In other words, the second blast of fluid will go where the engineers want it to go, toward fresh rock that hasn’t been drained of oil and gas, and away from old pathways that naturally draw fluids because of their particular rock properties and subterranean pressure.
Out in the field, whether near Midland in Texas or Williston in North Dakota, a re-fracking job doesn’t look much different than the first one, except for the addition of the diverter chemical. But re-fracking requires more upfront planning and engineering.

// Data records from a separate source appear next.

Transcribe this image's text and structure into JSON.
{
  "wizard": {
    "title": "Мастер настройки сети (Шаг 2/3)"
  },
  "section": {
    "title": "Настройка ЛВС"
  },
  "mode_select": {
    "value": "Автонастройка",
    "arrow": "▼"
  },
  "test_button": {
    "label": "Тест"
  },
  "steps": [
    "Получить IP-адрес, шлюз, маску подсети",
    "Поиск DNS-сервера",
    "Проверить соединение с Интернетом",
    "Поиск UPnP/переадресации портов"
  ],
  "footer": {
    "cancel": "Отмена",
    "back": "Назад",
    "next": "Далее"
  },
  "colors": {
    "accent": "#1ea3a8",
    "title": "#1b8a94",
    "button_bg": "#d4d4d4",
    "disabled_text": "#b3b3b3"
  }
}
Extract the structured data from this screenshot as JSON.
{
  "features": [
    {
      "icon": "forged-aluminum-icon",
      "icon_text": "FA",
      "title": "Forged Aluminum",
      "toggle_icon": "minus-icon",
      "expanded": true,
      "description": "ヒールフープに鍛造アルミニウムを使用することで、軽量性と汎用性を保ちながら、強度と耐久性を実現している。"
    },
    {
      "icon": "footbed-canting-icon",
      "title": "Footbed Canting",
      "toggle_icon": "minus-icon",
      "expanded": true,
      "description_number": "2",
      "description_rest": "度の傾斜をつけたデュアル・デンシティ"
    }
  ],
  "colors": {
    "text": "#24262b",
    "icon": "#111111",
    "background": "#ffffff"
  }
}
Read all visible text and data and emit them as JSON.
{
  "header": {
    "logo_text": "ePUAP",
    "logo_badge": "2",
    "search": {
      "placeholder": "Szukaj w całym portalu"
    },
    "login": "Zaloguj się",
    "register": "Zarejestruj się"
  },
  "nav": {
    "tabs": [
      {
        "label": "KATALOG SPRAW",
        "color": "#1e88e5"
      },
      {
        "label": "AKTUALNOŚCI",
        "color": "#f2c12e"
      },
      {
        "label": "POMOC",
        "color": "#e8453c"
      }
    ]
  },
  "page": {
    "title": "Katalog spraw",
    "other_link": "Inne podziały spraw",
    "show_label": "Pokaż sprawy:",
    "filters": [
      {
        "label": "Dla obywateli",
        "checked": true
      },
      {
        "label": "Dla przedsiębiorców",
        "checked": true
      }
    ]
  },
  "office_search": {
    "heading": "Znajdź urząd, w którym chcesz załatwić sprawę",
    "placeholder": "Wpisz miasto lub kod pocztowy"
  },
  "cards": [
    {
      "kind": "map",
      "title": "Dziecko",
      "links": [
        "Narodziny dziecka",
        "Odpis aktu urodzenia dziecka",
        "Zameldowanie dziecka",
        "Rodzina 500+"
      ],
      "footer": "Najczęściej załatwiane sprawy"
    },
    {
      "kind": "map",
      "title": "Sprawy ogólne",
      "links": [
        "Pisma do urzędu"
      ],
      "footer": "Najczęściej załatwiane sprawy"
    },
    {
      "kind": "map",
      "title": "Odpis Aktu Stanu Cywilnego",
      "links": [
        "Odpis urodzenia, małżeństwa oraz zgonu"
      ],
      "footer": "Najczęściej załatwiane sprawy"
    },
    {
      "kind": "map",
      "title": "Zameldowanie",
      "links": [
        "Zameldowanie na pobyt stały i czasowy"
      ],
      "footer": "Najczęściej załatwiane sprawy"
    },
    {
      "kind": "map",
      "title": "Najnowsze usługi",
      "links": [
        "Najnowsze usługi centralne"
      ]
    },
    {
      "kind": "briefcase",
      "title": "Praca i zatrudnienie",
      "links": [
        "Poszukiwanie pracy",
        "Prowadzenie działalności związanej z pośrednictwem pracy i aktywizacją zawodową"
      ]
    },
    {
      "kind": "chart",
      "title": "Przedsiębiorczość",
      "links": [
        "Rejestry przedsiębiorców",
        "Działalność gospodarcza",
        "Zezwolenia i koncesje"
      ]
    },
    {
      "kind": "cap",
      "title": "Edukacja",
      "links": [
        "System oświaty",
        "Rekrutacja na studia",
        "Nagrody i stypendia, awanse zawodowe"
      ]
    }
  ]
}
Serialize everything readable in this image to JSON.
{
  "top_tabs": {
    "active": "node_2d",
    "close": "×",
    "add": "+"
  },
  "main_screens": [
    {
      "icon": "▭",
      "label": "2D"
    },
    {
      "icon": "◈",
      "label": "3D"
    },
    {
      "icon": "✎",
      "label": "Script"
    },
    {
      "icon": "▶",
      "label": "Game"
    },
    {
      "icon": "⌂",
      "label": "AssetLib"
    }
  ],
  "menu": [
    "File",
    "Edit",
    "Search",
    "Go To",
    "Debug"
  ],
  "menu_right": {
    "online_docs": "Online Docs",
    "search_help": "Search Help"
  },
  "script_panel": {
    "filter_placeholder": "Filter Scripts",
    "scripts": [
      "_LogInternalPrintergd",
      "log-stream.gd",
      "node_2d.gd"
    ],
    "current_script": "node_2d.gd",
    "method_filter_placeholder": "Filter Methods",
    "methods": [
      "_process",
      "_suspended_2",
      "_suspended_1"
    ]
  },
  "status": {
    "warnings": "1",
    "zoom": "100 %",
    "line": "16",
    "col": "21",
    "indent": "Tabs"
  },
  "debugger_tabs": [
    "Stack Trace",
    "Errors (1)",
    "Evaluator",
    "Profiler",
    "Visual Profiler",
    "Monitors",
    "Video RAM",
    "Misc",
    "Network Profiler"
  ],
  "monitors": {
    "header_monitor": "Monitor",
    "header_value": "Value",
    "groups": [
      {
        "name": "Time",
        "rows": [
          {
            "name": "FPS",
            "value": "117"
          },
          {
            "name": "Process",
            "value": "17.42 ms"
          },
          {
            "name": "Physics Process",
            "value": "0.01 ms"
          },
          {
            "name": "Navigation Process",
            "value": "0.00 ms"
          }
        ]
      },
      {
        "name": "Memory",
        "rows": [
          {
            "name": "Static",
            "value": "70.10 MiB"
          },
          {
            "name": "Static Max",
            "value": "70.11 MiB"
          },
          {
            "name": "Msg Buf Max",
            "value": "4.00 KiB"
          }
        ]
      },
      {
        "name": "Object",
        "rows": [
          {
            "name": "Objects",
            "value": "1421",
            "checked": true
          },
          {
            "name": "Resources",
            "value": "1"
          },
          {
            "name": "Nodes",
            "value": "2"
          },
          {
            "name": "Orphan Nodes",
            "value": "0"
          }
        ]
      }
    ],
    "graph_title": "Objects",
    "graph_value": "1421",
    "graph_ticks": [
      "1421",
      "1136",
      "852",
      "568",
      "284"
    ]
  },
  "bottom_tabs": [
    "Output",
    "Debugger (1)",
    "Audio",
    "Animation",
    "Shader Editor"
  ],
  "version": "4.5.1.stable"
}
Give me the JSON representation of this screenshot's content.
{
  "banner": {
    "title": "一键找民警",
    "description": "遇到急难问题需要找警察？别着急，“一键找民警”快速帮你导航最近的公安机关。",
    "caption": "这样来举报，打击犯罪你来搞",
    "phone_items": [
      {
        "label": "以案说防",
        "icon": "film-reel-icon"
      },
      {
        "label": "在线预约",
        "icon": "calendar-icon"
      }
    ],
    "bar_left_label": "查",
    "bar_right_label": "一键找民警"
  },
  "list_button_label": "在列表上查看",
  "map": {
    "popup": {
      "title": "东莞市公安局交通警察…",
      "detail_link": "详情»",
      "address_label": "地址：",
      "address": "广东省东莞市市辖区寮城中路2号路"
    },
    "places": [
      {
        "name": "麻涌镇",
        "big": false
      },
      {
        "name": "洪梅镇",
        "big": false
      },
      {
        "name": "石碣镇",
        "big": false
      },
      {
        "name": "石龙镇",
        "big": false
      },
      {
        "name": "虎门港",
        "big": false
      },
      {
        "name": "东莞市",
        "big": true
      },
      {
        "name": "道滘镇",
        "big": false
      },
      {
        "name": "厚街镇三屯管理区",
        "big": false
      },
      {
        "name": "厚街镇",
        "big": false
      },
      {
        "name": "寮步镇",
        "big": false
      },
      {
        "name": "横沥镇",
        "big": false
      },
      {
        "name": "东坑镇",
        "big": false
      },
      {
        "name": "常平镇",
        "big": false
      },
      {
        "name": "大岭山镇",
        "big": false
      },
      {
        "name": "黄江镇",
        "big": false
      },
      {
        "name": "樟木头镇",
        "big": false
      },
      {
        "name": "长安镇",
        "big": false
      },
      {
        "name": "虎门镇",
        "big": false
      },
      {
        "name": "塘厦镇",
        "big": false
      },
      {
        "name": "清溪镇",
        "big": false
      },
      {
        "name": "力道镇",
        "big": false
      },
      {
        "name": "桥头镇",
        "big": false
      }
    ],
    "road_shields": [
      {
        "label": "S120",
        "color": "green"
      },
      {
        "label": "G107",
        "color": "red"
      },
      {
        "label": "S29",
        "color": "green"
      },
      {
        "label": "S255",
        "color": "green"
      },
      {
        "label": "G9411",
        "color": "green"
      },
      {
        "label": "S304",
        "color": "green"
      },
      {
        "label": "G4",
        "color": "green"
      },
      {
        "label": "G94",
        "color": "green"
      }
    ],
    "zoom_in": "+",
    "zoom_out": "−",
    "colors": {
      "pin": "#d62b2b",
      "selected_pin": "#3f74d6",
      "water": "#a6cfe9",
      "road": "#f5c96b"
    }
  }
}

Oil field service firms are using massive databases on hundreds of thousands of American oil wells to find the right candidates for a re-frack job. New programs can tell engineers if a poor-performing well was drilled in a productive region, or whether one highly productive well in another area suggests a whole batch of poorly performing wells nearby could benefit from a re-fracking job.
The march of technology
“We’re trying to reproduce those results across a large set of candidates — that’s what’s going to create the re-frack boom,” said Matt Lahman, a Halliburton specialist in enhancing oil and gas production.
Talk of re-fracking has grown in recent months, but it hasn’t hit it big yet.
Oil companies have re-fracked about 600 wells since 2000 — not a large number considering the 50,000 U.S. wells that got a first round of fracturing in the last few years.
For years, the problem has been that re-fracking is a gamble, even for wildcatters. If a driller re-fracks a well too close to an adjacent well, the fluid from the fractures may begin to spill into one another and ruin both wells, a phenomenon called a frack hit. The wells could start to produce water or natural pressures could dissipate.
“This technology is very much in its infancy and it’s not going to be something that’s going to change the game or move the needle at least in the near term,” said Jonathan Garrett, an analyst at Wood Mackenzie.
Nevertheless, re-fracturing has a lot of potential as research on the process continues to expand, said Christopher Robart, an analyst at IHS.
“It’s still early days,” he said. “What will make it more successful is undertaking a significantly larger number of re-frack jobs. A lot of that comes down to the E&P’s confidence and appetite for doing science with not-fully proven techniques on their own wells.”
With the oil bust, that appetite is starting to grow, technology companies say. Executives at the Schlumberger and Halliburton, the world’s No. 1 and No. 2 oil field service companies, recently told investors U.S. energy producers are increasingly willing to take up technology used to re-stimulate wells.
Private equity firm BlackRock has promised to put up $500 million over the next three years to pour into Halliburton’s refracking operations, Halliburton President Jeff Miller announced during an earning conference call last month.
Schlumberger CEO Paal Kibsgaard said his firm is willing to change the way it sets up service contracts, and bear the up-front costs of re-fracking as a way to show it is confident in its technology, in exchange for more of the upside when the oil starts flowing.
Oil companies’ demand for new technology is much higher than in any previous downturn, Kibsgaard said, as more technological breakthroughs emerge to help firms bring more oil out of the formations.
“In the rear-view mirror, we think, ‘That was easy,’ ” Baker Hughes’ Freitag said. “It was never easy. Fifty or sixty years ago, it was difficult to extract oil and gas, but we figured it out.”